(Data)
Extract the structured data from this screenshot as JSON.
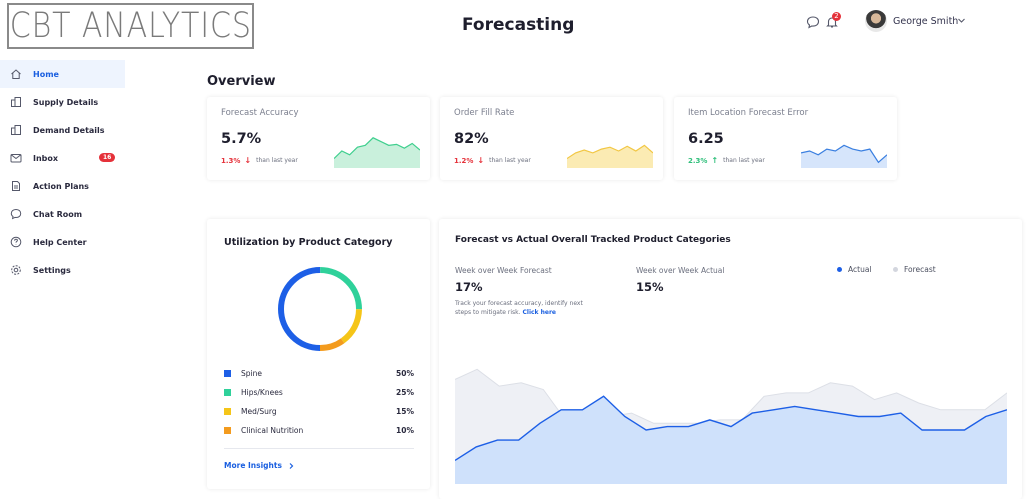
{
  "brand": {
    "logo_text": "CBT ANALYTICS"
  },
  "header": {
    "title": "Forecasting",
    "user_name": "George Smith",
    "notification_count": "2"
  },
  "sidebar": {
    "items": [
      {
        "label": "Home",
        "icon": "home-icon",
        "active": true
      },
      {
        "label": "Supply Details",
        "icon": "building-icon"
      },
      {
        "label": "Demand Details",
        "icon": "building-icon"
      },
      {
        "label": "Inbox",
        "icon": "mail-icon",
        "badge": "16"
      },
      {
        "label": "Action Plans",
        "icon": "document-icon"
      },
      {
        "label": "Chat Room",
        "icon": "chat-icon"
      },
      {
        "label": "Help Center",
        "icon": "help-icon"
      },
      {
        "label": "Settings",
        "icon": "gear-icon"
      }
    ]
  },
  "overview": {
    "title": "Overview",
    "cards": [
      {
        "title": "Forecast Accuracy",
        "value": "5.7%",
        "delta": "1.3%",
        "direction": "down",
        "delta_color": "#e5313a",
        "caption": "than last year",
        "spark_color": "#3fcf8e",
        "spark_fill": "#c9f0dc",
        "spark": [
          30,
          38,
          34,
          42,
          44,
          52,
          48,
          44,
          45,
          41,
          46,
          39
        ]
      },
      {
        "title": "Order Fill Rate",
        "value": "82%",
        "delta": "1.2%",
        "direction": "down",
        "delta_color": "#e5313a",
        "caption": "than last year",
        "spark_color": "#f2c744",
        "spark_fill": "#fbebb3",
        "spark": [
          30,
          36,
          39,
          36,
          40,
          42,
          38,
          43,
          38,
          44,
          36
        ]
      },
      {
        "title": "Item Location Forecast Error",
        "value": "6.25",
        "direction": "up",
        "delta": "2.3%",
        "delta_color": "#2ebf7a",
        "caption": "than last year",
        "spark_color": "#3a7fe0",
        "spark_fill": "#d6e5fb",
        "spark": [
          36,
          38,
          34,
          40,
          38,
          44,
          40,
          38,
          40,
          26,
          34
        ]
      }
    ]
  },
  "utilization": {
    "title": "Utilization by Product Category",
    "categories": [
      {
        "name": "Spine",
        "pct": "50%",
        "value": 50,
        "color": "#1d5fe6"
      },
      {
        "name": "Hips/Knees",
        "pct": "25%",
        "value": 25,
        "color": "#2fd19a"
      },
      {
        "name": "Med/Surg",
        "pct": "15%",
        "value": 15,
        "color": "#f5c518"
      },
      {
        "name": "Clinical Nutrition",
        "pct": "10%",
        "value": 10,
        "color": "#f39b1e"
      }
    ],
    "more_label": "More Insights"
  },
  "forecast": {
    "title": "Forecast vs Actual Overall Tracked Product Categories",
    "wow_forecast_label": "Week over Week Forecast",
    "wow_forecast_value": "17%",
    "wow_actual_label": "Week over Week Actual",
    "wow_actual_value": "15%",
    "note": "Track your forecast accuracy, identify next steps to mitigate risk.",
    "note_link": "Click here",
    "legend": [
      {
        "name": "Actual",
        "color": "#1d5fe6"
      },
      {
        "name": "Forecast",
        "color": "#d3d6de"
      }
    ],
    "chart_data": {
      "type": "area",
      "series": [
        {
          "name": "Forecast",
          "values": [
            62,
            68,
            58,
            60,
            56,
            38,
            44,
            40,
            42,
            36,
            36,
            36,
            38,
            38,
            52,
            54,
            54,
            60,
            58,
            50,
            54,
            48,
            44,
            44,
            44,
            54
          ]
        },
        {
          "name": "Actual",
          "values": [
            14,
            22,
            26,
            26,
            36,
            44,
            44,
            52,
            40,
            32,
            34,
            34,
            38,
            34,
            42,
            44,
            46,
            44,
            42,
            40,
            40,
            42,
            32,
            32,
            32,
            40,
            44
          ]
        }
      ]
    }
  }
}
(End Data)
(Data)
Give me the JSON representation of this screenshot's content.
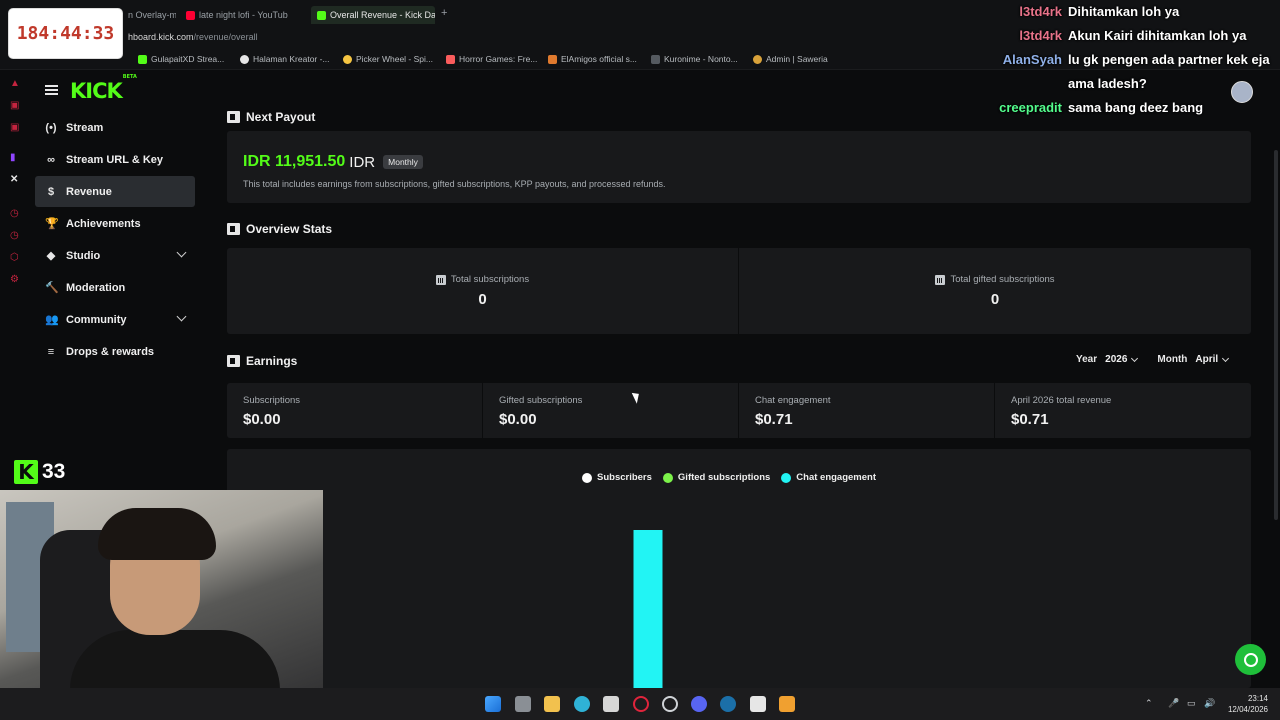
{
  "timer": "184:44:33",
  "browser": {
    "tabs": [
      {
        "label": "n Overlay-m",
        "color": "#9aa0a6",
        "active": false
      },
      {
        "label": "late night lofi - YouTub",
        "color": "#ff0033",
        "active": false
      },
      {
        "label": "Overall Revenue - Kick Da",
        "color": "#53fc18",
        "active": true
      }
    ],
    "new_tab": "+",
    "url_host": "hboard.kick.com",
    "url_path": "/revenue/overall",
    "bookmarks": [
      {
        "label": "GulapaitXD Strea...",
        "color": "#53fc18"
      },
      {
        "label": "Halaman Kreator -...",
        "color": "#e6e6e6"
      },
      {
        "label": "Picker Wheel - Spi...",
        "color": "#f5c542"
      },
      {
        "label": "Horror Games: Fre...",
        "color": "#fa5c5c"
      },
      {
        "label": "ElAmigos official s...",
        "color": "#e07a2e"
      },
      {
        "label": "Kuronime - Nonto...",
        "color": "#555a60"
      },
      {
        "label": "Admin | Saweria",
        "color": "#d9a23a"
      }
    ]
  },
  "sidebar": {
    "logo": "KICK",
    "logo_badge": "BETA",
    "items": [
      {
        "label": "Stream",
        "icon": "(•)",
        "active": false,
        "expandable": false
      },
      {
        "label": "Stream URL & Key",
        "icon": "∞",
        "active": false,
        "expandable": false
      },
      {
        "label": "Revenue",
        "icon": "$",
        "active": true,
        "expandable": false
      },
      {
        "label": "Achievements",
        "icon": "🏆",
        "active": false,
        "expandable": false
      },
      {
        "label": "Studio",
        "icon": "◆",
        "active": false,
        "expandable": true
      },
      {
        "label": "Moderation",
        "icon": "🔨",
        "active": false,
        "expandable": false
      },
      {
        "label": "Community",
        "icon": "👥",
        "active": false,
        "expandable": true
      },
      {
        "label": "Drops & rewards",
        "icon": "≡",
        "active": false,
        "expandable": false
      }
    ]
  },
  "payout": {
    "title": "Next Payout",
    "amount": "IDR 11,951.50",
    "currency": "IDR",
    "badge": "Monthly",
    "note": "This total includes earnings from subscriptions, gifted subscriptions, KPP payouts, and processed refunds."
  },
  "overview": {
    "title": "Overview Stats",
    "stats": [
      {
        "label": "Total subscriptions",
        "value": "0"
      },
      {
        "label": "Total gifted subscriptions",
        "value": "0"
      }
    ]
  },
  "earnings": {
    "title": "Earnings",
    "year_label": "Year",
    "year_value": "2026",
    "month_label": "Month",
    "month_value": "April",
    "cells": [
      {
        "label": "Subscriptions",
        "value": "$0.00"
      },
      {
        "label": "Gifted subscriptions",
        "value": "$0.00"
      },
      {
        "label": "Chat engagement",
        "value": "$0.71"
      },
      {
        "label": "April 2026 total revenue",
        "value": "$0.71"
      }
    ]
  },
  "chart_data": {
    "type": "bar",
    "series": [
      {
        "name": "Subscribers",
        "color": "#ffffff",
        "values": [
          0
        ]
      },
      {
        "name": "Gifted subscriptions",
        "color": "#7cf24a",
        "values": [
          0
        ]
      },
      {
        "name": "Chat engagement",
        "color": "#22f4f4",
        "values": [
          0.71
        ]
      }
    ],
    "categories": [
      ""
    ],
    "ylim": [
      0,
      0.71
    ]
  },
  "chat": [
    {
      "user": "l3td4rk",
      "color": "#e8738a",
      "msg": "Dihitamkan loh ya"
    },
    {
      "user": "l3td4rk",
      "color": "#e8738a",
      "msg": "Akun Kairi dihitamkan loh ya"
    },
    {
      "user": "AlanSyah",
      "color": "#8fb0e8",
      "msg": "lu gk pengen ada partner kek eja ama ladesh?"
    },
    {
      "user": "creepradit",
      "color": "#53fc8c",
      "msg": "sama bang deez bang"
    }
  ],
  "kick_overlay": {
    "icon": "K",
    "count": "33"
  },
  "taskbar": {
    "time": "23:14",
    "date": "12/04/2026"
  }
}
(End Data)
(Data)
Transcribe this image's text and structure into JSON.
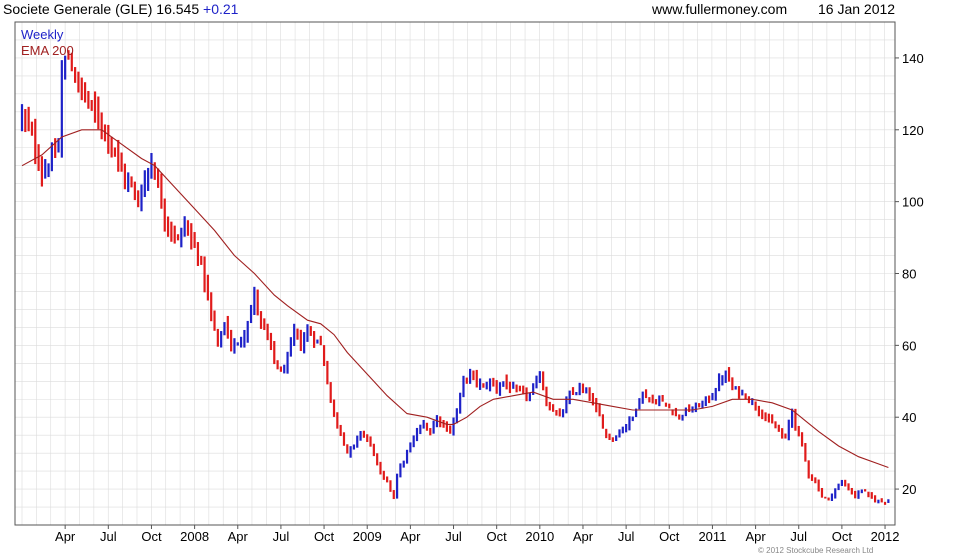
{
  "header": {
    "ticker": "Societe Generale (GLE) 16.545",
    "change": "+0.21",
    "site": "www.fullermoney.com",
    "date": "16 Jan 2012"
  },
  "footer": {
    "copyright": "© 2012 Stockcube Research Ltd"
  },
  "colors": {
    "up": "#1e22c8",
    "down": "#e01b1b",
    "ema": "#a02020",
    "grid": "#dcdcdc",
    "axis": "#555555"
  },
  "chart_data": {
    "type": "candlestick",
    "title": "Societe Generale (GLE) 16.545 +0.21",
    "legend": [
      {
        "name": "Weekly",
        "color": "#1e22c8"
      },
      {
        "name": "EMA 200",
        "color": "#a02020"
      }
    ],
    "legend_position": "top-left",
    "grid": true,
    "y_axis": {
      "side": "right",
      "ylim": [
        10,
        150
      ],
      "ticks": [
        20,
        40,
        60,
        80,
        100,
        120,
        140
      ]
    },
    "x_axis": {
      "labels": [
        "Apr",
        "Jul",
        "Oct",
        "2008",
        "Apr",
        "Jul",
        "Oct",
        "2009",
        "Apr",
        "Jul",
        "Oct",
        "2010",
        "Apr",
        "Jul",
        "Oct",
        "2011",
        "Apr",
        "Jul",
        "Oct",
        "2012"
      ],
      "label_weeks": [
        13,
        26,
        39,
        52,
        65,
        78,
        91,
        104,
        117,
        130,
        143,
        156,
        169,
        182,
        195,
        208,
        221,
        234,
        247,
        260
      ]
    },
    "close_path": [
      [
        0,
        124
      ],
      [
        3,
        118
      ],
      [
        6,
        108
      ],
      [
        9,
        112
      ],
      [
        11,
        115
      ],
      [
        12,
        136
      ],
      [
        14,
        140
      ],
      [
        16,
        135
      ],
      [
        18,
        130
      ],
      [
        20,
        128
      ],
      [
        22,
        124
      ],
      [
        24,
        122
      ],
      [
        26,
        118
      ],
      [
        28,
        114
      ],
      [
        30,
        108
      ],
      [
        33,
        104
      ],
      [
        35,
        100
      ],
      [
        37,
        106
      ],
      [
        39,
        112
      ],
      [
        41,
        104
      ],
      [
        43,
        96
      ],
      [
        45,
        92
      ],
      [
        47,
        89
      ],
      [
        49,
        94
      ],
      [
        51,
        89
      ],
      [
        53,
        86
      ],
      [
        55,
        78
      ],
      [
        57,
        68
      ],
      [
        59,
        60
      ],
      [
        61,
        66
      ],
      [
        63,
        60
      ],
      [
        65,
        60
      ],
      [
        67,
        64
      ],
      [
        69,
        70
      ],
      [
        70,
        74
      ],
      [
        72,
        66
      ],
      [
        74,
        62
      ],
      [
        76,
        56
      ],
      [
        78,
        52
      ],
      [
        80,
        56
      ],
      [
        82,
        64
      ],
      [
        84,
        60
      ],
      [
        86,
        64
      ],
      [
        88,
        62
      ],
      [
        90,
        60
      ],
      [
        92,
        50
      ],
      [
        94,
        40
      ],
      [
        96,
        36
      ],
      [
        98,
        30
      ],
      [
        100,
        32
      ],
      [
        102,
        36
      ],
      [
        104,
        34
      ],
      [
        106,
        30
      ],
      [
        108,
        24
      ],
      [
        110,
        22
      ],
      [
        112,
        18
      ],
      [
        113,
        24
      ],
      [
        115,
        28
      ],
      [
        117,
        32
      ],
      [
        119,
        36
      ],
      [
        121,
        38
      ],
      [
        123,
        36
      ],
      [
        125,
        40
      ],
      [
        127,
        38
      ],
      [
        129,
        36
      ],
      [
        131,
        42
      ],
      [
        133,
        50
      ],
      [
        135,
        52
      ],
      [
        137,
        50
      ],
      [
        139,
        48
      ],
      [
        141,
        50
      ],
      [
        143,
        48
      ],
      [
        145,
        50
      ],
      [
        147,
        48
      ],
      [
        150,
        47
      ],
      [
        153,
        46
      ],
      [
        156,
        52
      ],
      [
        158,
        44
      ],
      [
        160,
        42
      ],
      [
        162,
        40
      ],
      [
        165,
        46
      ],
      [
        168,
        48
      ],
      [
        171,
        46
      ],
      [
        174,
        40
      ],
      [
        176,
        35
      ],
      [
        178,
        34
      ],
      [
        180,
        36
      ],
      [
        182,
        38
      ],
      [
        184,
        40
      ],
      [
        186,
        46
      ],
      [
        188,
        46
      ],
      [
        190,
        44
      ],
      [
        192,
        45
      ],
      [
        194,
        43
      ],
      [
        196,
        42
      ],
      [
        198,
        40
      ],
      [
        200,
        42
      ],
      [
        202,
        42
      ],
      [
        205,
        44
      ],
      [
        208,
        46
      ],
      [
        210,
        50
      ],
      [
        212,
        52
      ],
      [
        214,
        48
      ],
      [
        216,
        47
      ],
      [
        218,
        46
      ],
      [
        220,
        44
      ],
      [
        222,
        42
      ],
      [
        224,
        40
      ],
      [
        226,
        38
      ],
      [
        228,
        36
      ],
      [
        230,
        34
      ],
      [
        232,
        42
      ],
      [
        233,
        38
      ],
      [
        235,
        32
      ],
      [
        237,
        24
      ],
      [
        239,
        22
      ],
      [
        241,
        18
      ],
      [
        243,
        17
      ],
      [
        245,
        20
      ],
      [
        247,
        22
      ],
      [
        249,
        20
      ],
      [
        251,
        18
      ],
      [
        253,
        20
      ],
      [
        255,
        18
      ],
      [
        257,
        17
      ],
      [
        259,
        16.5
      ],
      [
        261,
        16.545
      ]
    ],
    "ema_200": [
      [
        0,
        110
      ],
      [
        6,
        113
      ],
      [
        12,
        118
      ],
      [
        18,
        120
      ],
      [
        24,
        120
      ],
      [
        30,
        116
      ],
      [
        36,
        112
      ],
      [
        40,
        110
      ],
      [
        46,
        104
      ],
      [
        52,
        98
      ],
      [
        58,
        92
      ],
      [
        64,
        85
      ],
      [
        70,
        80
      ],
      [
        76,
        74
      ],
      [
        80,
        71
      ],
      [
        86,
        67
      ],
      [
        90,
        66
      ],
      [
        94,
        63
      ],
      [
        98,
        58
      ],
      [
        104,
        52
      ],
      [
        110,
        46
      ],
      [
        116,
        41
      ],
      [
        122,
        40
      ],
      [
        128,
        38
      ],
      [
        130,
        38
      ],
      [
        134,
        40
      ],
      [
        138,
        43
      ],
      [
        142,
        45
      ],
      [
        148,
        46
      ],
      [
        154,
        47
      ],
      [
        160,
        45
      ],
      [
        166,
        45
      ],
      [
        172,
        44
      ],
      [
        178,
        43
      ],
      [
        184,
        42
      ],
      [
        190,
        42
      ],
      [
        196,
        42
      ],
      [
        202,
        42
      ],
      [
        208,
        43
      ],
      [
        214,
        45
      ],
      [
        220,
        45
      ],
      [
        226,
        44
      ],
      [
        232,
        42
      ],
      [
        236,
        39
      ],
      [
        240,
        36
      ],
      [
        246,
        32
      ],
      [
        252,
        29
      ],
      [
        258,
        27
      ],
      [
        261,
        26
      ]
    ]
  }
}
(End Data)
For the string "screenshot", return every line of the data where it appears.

Extract the structured data from this screenshot as JSON.
Give me the JSON representation of this screenshot's content.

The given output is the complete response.